The Union Budget is essentially the statement of the Government’s income and expenditure for the year. It details how much money the government expects to raise the next year, and how it’s planning on allocating it among different states, departments, and sectors. They have to take a lot of things into account- how much money state Governments need, what are the top priority sectors, how tax revenue can be maximised, how the general standard of living can be improved, etc.
Since this budget affects billions of people, the central Government can’t really do it alone. The ministry of finance consults with the Government’s think tank NITI Aayog, and different spending ministries in order to arrive at the budget document.
The process starts 5–6 months before the budget is presented. The Finance ministry sends spending guidelines to all the stakeholders- ministries, states, union territories, autonomous bodies, departments and the defence forces. They evaluate their needs and write back to the government further elaborating their demands.
Then the Finance Ministry holds meetings with key stakeholders like farmers, economists, civil society groups and businessmen to understand their views on how best to allocate resources to their specific sectors.
The revenue earning ministries then provides three different kinds of figures for both income and expenditure- how much they actually spent during the previous budget year, revised figures according to the actual rate of spending in the ongoing period, and how much they expect to spend during the upcoming year. The budget department consolidates these figures and prepares the final document.
And then they eat some halwa and chill.
No, we’re not kidding. The Finance Minister and other officials participate in a traditional ‘halwa ceremony’ which marks the beginning of the actual printing of the document. After this, whoever is directly associated with the budget is required to stay in the ministry, completely cut off from the outside world, until it is presented. On the day of the budget presentation, the Finance Minister takes the permission of the president to present the budget to the parliament, and the parliament then discusses the budget.
This year’s budget is kind of a bigger deal than usual. Since India’s economic growth has slowed down to a snail’s pace, the expectation is that the budget will focus on boosting consumption and investment. The Government has also been spending a lot more than they are earning and the Budget needs to check this growing gap as well. We also need policies and initiatives that will curb rising levels of unemployment. After all, getting money in their hands will probably help reverse this slump, no?
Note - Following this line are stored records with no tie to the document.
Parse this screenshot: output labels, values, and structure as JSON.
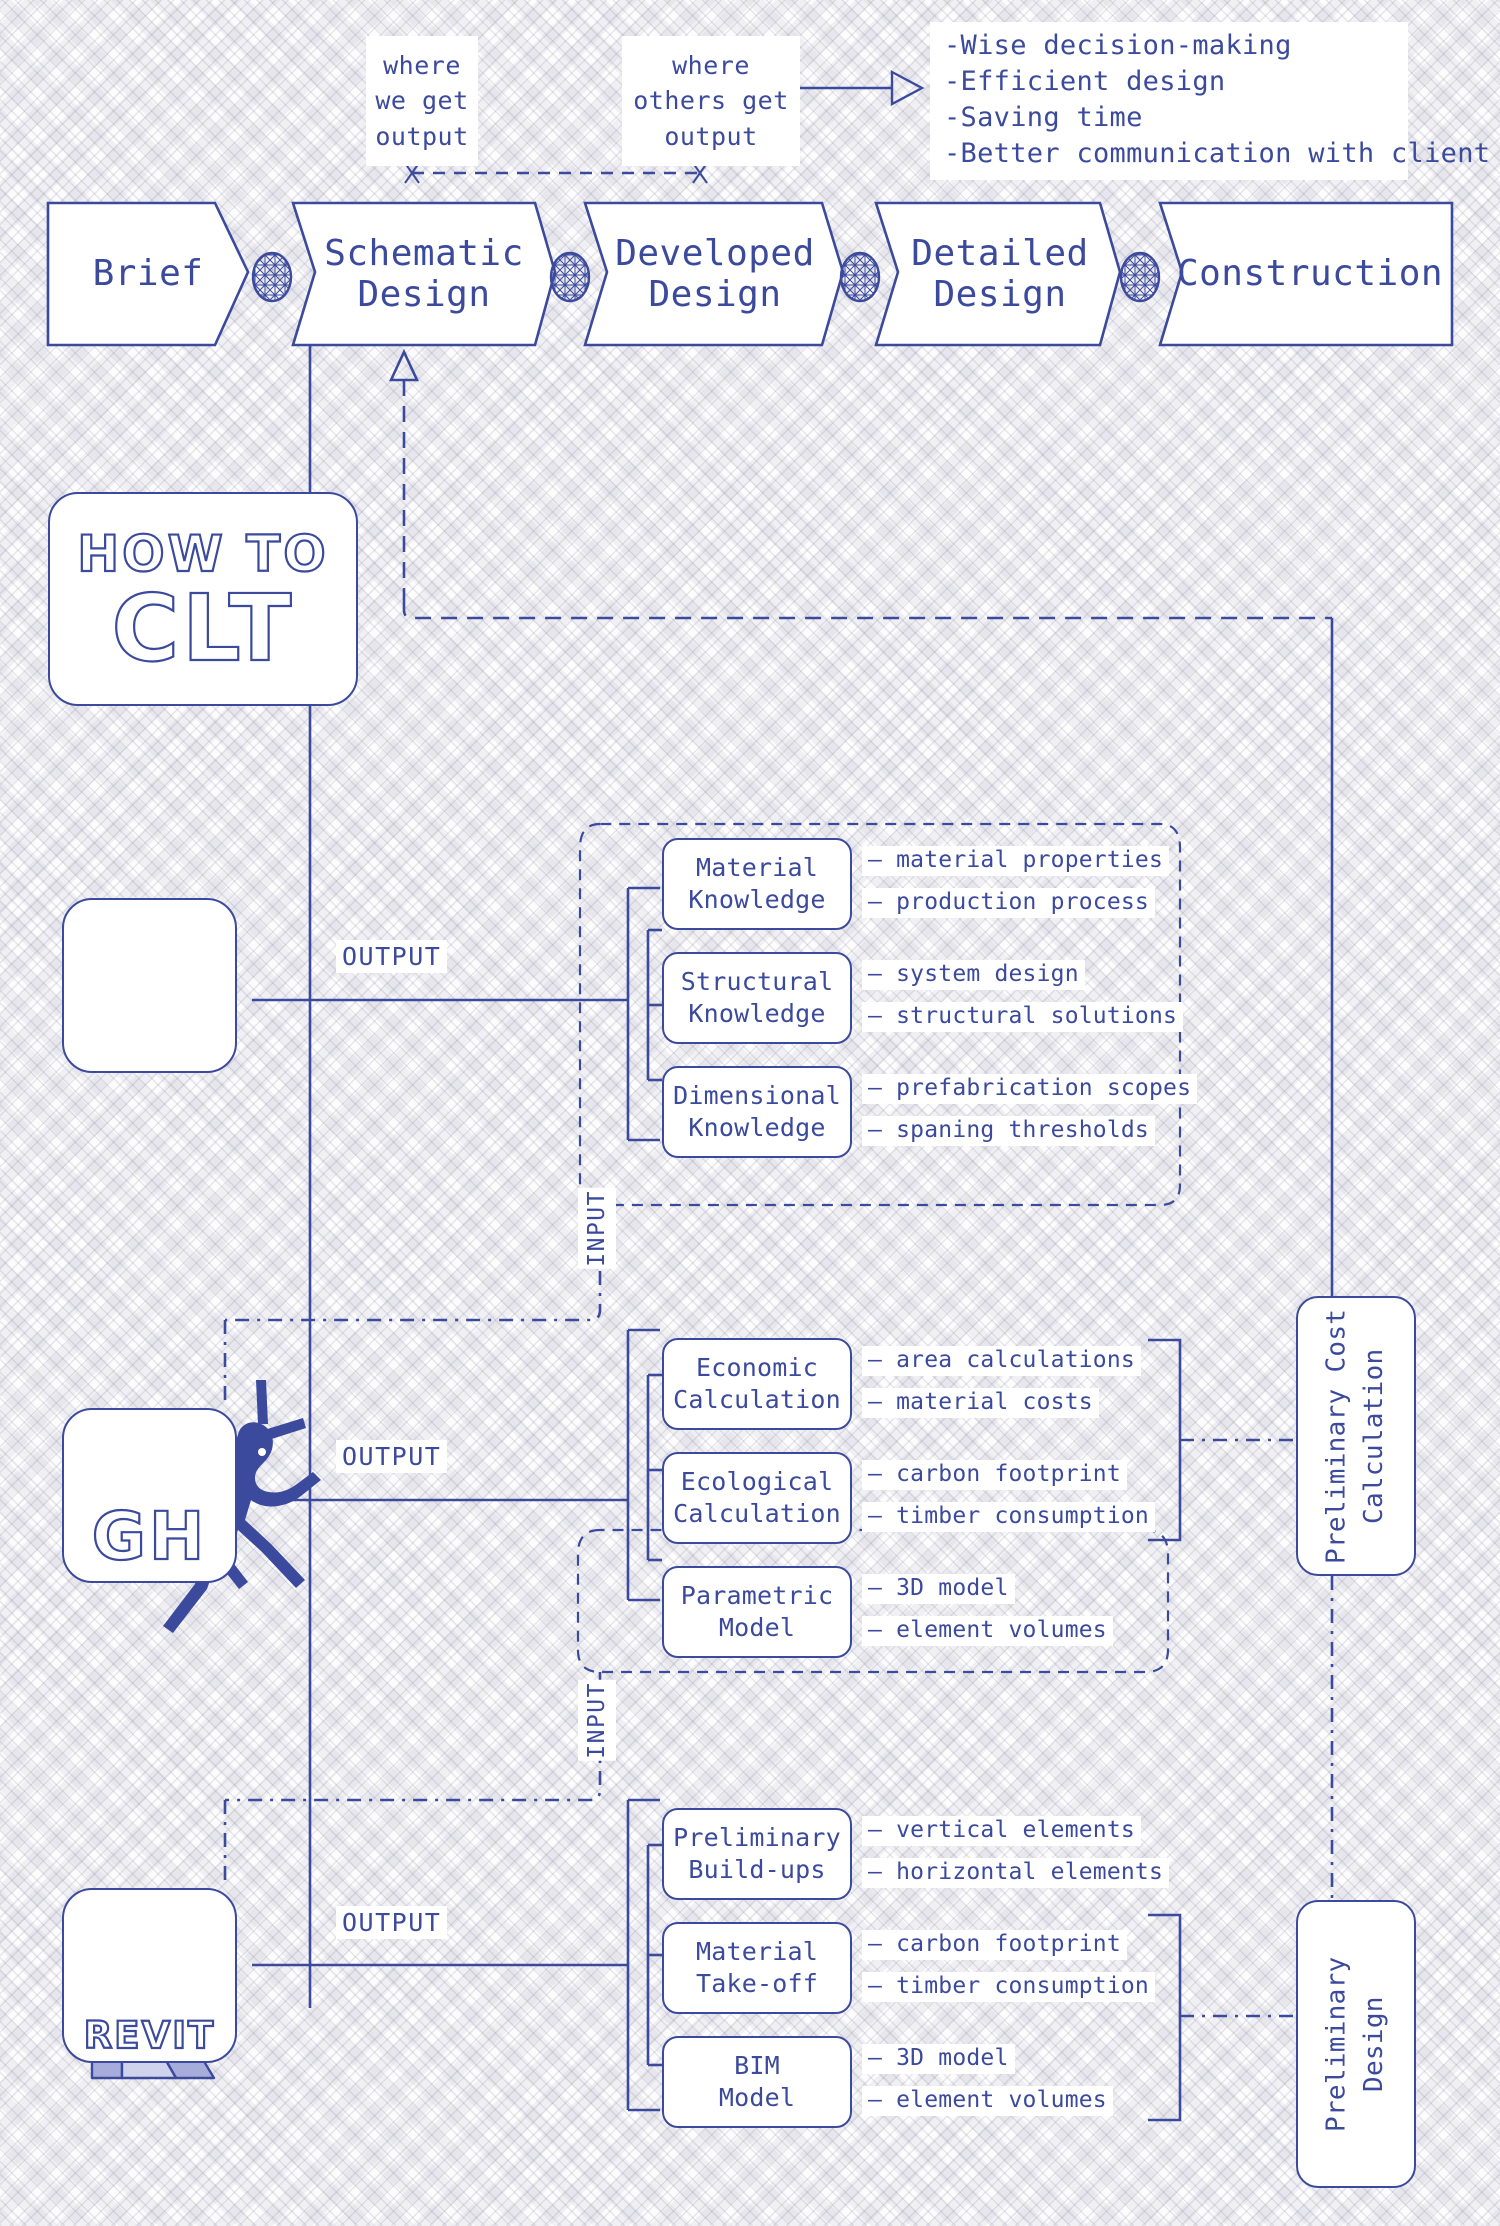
{
  "colors": {
    "ink": "#3b4a9c",
    "lavender": "#a7adda",
    "lavender_light": "#cfd3ec",
    "paper": "#ffffff"
  },
  "annotations": {
    "where_we_get_output": "where\nwe get\noutput",
    "where_others_get_output": "where\nothers get\noutput",
    "benefits": [
      "-Wise decision-making",
      "-Efficient design",
      "-Saving time",
      "-Better communication with client"
    ]
  },
  "stages": [
    {
      "label": "Brief"
    },
    {
      "label": "Schematic\nDesign"
    },
    {
      "label": "Developed\nDesign"
    },
    {
      "label": "Detailed\nDesign"
    },
    {
      "label": "Construction"
    }
  ],
  "logo": {
    "line1": "HOW TO",
    "line2": "CLT"
  },
  "apps": [
    {
      "name": "book",
      "icon": "open-book-icon",
      "label": ""
    },
    {
      "name": "grasshopper",
      "icon": "grasshopper-icon",
      "label": "GH"
    },
    {
      "name": "revit",
      "icon": "revit-r-icon",
      "label": "REVIT"
    }
  ],
  "labels": {
    "output": "OUTPUT",
    "input": "INPUT"
  },
  "groups": [
    {
      "source": "book",
      "output_label": "OUTPUT",
      "input_label": "INPUT",
      "nodes": [
        {
          "title": "Material\nKnowledge",
          "attrs": [
            "material properties",
            "production process"
          ]
        },
        {
          "title": "Structural\nKnowledge",
          "attrs": [
            "system design",
            "structural solutions"
          ]
        },
        {
          "title": "Dimensional\nKnowledge",
          "attrs": [
            "prefabrication scopes",
            "spaning thresholds"
          ]
        }
      ]
    },
    {
      "source": "grasshopper",
      "output_label": "OUTPUT",
      "input_label": "INPUT",
      "nodes": [
        {
          "title": "Economic\nCalculation",
          "attrs": [
            "area calculations",
            "material costs"
          ]
        },
        {
          "title": "Ecological\nCalculation",
          "attrs": [
            "carbon footprint",
            "timber consumption"
          ]
        },
        {
          "title": "Parametric\nModel",
          "attrs": [
            "3D model",
            "element volumes"
          ]
        }
      ]
    },
    {
      "source": "revit",
      "output_label": "OUTPUT",
      "nodes": [
        {
          "title": "Preliminary\nBuild-ups",
          "attrs": [
            "vertical elements",
            "horizontal elements"
          ]
        },
        {
          "title": "Material\nTake-off",
          "attrs": [
            "carbon footprint",
            "timber consumption"
          ]
        },
        {
          "title": "BIM\nModel",
          "attrs": [
            "3D model",
            "element volumes"
          ]
        }
      ]
    }
  ],
  "results": [
    {
      "label": "Preliminary Cost\nCalculation"
    },
    {
      "label": "Preliminary\nDesign"
    }
  ]
}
Anyway, here’s hoping this budget will make everyone happy and help put India on a path of prosperity. Cheers :)